Tunisia is considered to be the cradle of the Arab Spring which has changed drastically the political landscape of the Middle East. It all started in December 2010 when mass protestations broke out in Tunisia because the people were discontent with the economic, political situation and the all-occurring corruption. Shortly after, in January 2011 the former ruler of Tunisia, Ben-Ali, had to step down. Three years later, in 2014, democratic parliamentary elections were held and a new Constitution was adopted. The uprising in Tunisia inspired many other democratic movements in the Arab world, but Tunisia remains the only country where democracy took root.
In the wake of the events of the Arab Spring a public conference was held at the UN office of Geneva on 21 April 2016 where the members of the Tunisian National Dialogue Quartet, which won the Nobel Peace Prize in 2015, were talking about their experiences and hopes they have for the democratic Tunisia.
The quartet consists of four leading personalities of the Tunisian civil society. Mrs. Ouided Bouchamaoui, who is the President of the Tunisian Union of Industry, Trae and Handicrafts, Mr. Hocine Abassi, the Secretary-General of the Tunisian General Labour Union, Mr. Abessatar Ben Moussa, who is the president of the Tunisian Human Rights League, and the president of the Tunisian Order of Lawyers, Mr. Fadhel Mahfoud.

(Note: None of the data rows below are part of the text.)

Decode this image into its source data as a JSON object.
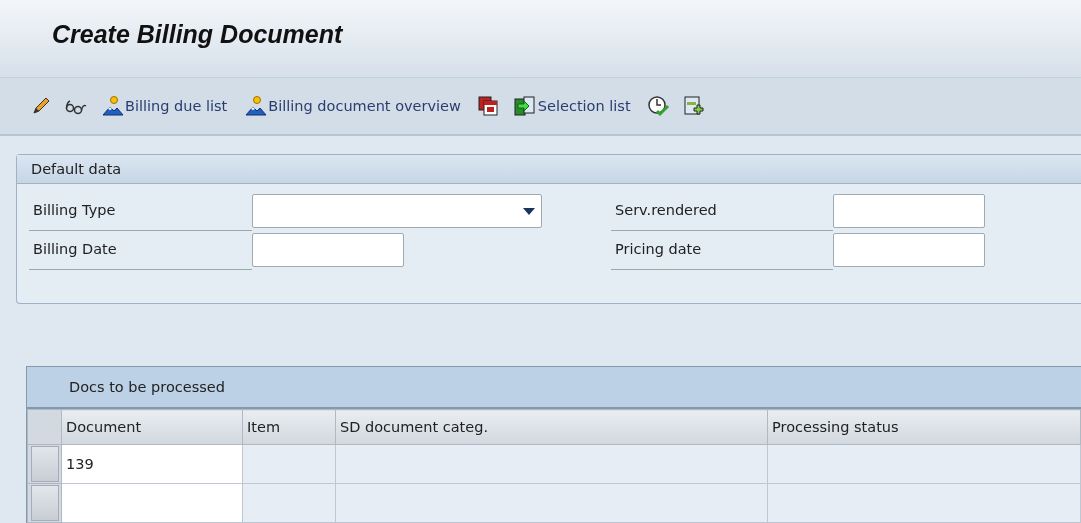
{
  "window": {
    "title": "Create Billing Document"
  },
  "toolbar": [
    {
      "kind": "icon"
    },
    {
      "kind": "icon"
    },
    {
      "kind": "button",
      "label": "Billing due list"
    },
    {
      "kind": "button",
      "label": "Billing document overview"
    },
    {
      "kind": "icon"
    },
    {
      "kind": "button",
      "label": "Selection list"
    },
    {
      "kind": "icon"
    },
    {
      "kind": "icon"
    }
  ],
  "default_data": {
    "title": "Default data",
    "rows": [
      [
        {
          "label": "Billing Type",
          "kind": "dropdown"
        },
        {
          "label": "Serv.rendered",
          "kind": "text"
        }
      ],
      [
        {
          "label": "Billing Date",
          "kind": "text"
        },
        {
          "label": "Pricing date",
          "kind": "text"
        }
      ]
    ]
  },
  "table": {
    "title": "Docs to be processed",
    "columns": [
      "Document",
      "Item",
      "SD document categ.",
      "Processing status"
    ],
    "rows": [
      [
        "139",
        "",
        "",
        ""
      ],
      [
        "",
        "",
        "",
        ""
      ]
    ]
  }
}
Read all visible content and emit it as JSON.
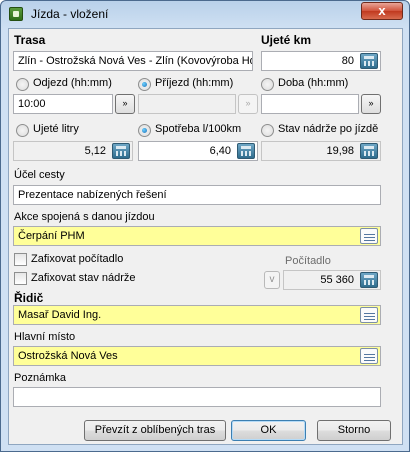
{
  "window": {
    "title": "Jízda - vložení",
    "close_glyph": "x"
  },
  "trasa": {
    "label": "Trasa",
    "value": "Zlín - Ostrožská Nová Ves - Zlín (Kovovýroba Hoff"
  },
  "km": {
    "label": "Ujeté km",
    "value": "80"
  },
  "time": {
    "odjezd_label": "Odjezd (hh:mm)",
    "prijezd_label": "Příjezd (hh:mm)",
    "doba_label": "Doba (hh:mm)",
    "odjezd_value": "10:00",
    "prijezd_value": "",
    "doba_value": "",
    "selected": "prijezd",
    "step_glyph": "»"
  },
  "fuel": {
    "litry_label": "Ujeté litry",
    "spotreba_label": "Spotřeba l/100km",
    "stav_label": "Stav nádrže po jízdě",
    "litry_value": "5,12",
    "spotreba_value": "6,40",
    "stav_value": "19,98",
    "selected": "spotreba"
  },
  "ucel": {
    "label": "Účel cesty",
    "value": "Prezentace nabízených řešení"
  },
  "akce": {
    "label": "Akce spojená s danou jízdou",
    "value": "Čerpání PHM"
  },
  "checks": {
    "pocitadlo_label": "Zafixovat počítadlo",
    "nadrz_label": "Zafixovat stav nádrže",
    "pocitadlo_checked": false,
    "nadrz_checked": false
  },
  "pocitadlo": {
    "label": "Počítadlo",
    "value": "55 360",
    "v_label": "v"
  },
  "ridic": {
    "label": "Řidič",
    "value": "Masař David Ing."
  },
  "misto": {
    "label": "Hlavní místo",
    "value": "Ostrožská Nová Ves"
  },
  "poznamka": {
    "label": "Poznámka",
    "value": ""
  },
  "buttons": {
    "prevzit": "Převzít z oblíbených tras",
    "ok": "OK",
    "storno": "Storno"
  },
  "colors": {
    "highlight_field": "#ffff99",
    "title_bar": "#c9dcf0",
    "close_button": "#c0391f"
  },
  "icons": {
    "calculator": "calculator-icon",
    "list": "list-icon",
    "app": "app-icon"
  }
}
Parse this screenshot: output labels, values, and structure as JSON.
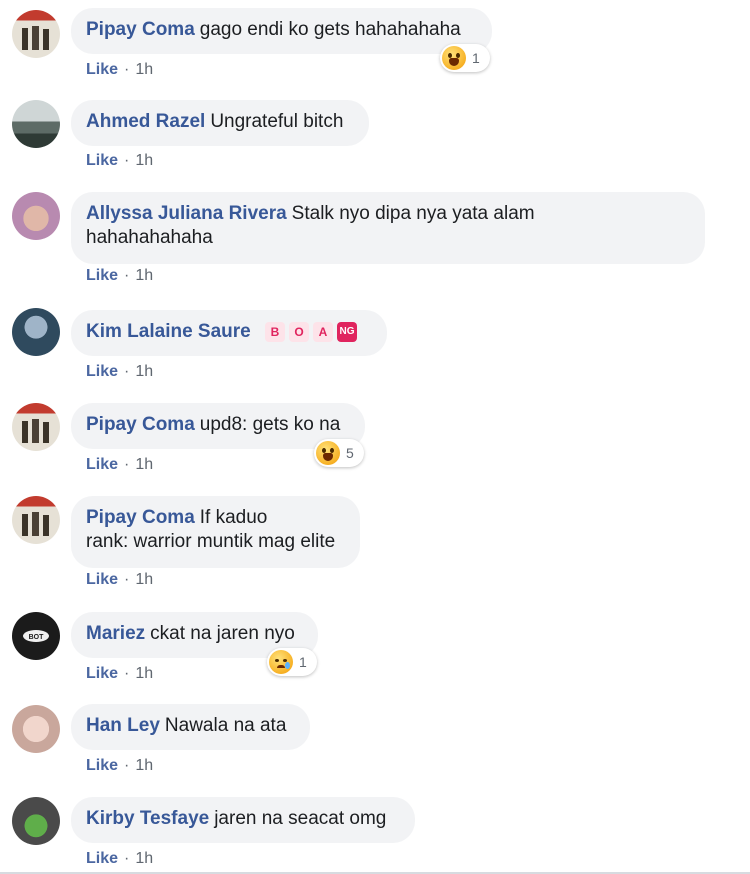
{
  "ui": {
    "like_label": "Like",
    "separator": "·",
    "accent": "#385898",
    "bubble_bg": "#f2f3f5"
  },
  "comments": [
    {
      "name": "Pipay Coma",
      "text": "gago endi ko gets hahahahaha",
      "time": "1h",
      "reaction": {
        "icon": "haha-emoji-icon",
        "count": "1"
      }
    },
    {
      "name": "Ahmed Razel",
      "text": "Ungrateful bitch",
      "time": "1h"
    },
    {
      "name": "Allyssa Juliana Rivera",
      "text": "Stalk nyo dipa nya yata alam",
      "text2": "hahahahahaha",
      "time": "1h"
    },
    {
      "name": "Kim Lalaine Saure",
      "text": "",
      "badges": [
        "B",
        "O",
        "A",
        "NG"
      ],
      "time": "1h"
    },
    {
      "name": "Pipay Coma",
      "text": "upd8: gets ko na",
      "time": "1h",
      "reaction": {
        "icon": "haha-emoji-icon",
        "count": "5"
      }
    },
    {
      "name": "Pipay Coma",
      "text": "If kaduo",
      "text2": "rank: warrior muntik mag elite",
      "time": "1h"
    },
    {
      "name": "Mariez",
      "text": "ckat na jaren nyo",
      "time": "1h",
      "reaction": {
        "icon": "sad-emoji-icon",
        "count": "1"
      }
    },
    {
      "name": "Han Ley",
      "text": "Nawala na ata",
      "time": "1h"
    },
    {
      "name": "Kirby Tesfaye",
      "text": "jaren na seacat omg",
      "time": "1h"
    }
  ]
}
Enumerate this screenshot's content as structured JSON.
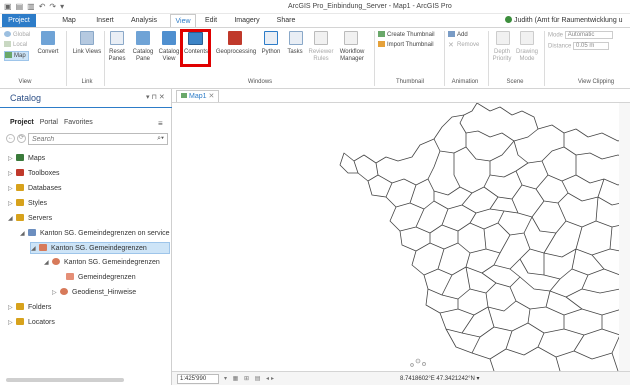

The Director General of the United Nations Office at Geneva, Mr. Michael Moller, opened the conference. He reminded all participants that “dialogue can bring peace to society” and that the 2015 Nobel Peace Prize is an “inspiration to promote peace and democracy”. An intense debate was sparked under the moderation of Dr Ghassan Salamé, former Lebanese Minister of Culture and now Professor Emeritus of Science Po Paris.
First the four panellists should present one important aspect of the achievements, progress and obstacles of the democratic Tunisia. Mr. Ben Moussa explained the importance of human rights in a democratic society. He further proudly talked about the National Commission against Torture which had been instituted after the Revolution to set a precedent. Tunisia also plans to apply for the UN Human Rights Council.
With Ms. Bouchamaoui speaking the discussion shifted more on the economic problems still present in Tunisia. She expressed her concern that the Tunisia democracy remains fragile. It is also of utmost importance that young people find a job, and the regional economic imbalance needs to be tackle. As president of the Tunisian Union of Industry, Trade and Handicrafts she also called for international investments in Tunisia.
Mr. Abassi talked more about the past of the union of which he is today’s president the UGTT. The struggle the UGTT had against France during the late 40’s. He stated clearly that he doesn’t want foreign intervention the people should determine their own fate, in regard to the Libyan crises from which Tunisia is strongly affected by refugees at its borders. To finally have peace in the Middle East, Mr. Abassi called for a solution of the “Palestinian problem”.
Lastly it was Mr. Fadhel Mahfoudh turn. He focused on education and the role of women in Tunisian society. He stressed the importance of achieving an educational standard and the importance lawyers played in Tunisia’s history from the liberation of the French protectorate until today’s society. But he also warned that Tunisia’s project must not fail as it would bring unforeseen consequences with it and would set a horrible precedent for the Arab world.
In conclusion, one can recognise the progress made in Tunisia’s society. Tunisian people have more freedom than before and hope of the much needed economic growth seems reasonable as a democratic Tunisia will attract more foreign investments. However there is still work to be done. The democratic state is still fragile, regional imbalances are a problem and education needs to improve a lot. But the most important thing the National Quartet showed us is that change can be achieved by dialogue and not by the use of violence.